A former editorial chief has urged fiftysomething ex-journalists to spend time in modern newsrooms – claiming they are spectacles to be “marvelled” at.
Alan Geere, left, a former editor of the Essex Chronicle and editorial director of Northcliffe South East, has jokingly called for those no longer involved in “front line” journalism to undertake what he described as the equivalent of National Service by visiting a regional newspaper office in 2017.
In a piece about his experience for the latest edition of Production Journal, he wrote that watching the “daily dramas unfold first hand under the all-seeing eye of the metrics counter reminds me how far journalism has come”.
Alan described an office where print is “by no means a poor relation”, but where a league table of web story hits is “incessant and relentless and impossible not keep glancing at”.
He also praised the leadership skills of editor-in-chief Darren Thwaites and Chronicle Live editor Helen Dalby.
Wrote Alan: “Rather like they used to say that all young people should do National Service I think all journalists over 50 – especially those not involved in front-line newspaper journalism – should go and spend some time in a thoroughly modern newsroom like this.
“They will find committed, capable people confidently handling all the channels of delivery with a dexterity that can only be marvelled at.
“Much has changed. All those blinking screens telling you what’s hot and what’s not are a far cry from the ‘I know what my readers like’ finger in the wind editor of not that long ago.
“But much is the same too.

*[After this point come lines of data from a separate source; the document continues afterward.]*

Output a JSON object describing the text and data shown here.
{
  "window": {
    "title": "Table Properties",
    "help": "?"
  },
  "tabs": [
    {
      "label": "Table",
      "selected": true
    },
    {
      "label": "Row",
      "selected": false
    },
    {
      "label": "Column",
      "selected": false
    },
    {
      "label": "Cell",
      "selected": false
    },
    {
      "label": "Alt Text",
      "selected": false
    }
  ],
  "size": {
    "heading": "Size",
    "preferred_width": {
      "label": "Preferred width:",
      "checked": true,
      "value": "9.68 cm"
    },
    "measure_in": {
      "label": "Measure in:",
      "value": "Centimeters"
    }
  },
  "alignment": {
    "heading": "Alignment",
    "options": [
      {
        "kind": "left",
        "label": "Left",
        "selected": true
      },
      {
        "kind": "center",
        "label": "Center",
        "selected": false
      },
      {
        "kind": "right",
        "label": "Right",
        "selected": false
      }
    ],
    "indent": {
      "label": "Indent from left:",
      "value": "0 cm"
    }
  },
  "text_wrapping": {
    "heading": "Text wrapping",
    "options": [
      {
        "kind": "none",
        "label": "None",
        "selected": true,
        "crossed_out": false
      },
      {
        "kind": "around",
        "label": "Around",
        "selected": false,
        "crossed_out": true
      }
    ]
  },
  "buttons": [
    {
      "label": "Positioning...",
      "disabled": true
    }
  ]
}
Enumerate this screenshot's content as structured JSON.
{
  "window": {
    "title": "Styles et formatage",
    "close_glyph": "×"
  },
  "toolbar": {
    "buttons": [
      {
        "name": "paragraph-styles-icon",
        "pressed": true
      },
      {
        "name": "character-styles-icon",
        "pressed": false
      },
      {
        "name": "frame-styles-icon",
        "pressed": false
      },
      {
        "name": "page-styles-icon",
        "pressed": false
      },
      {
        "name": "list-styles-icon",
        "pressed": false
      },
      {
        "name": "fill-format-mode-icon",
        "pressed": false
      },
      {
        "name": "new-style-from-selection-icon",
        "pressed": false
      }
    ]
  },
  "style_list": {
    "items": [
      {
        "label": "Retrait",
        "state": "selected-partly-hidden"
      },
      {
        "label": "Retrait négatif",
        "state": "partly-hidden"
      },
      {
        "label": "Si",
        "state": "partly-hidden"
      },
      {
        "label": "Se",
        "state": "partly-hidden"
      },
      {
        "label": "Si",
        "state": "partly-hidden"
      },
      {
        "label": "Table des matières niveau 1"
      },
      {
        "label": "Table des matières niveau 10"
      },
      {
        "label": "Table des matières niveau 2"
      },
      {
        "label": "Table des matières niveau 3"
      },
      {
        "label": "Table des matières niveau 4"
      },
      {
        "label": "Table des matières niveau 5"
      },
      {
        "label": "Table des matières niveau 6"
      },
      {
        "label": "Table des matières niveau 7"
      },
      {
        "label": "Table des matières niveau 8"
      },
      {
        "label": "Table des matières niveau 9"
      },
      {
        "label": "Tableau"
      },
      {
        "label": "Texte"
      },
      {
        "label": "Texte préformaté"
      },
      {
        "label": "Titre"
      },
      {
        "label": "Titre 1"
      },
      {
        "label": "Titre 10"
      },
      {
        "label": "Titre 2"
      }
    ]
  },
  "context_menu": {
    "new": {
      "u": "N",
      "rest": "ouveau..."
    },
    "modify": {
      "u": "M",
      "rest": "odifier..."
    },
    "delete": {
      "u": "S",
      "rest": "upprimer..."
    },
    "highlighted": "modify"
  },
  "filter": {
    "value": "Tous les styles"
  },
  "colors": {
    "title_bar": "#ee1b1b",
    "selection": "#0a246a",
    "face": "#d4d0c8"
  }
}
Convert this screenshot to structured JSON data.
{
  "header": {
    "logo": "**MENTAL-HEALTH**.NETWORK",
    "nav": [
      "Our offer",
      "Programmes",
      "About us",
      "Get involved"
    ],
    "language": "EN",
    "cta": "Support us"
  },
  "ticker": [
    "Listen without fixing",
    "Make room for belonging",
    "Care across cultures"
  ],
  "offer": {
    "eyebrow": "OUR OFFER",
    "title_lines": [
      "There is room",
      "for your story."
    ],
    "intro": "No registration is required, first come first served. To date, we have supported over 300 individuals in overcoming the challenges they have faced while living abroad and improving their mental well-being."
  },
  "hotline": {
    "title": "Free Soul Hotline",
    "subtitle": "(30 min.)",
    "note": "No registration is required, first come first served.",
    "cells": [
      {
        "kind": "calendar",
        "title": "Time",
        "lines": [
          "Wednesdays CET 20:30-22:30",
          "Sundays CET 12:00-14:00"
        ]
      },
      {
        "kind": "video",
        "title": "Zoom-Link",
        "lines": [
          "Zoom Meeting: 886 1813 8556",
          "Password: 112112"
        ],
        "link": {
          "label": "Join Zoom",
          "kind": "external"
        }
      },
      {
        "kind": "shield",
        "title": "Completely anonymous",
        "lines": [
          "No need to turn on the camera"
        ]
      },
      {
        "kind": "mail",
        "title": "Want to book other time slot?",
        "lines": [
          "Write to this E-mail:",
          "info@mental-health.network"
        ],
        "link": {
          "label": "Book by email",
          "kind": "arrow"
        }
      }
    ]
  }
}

The excitement when a big story breaks, the leadership needed to steer it in the right direction and the boots on ground skills of talking to people and delivering what you find out quickly and succinctly.”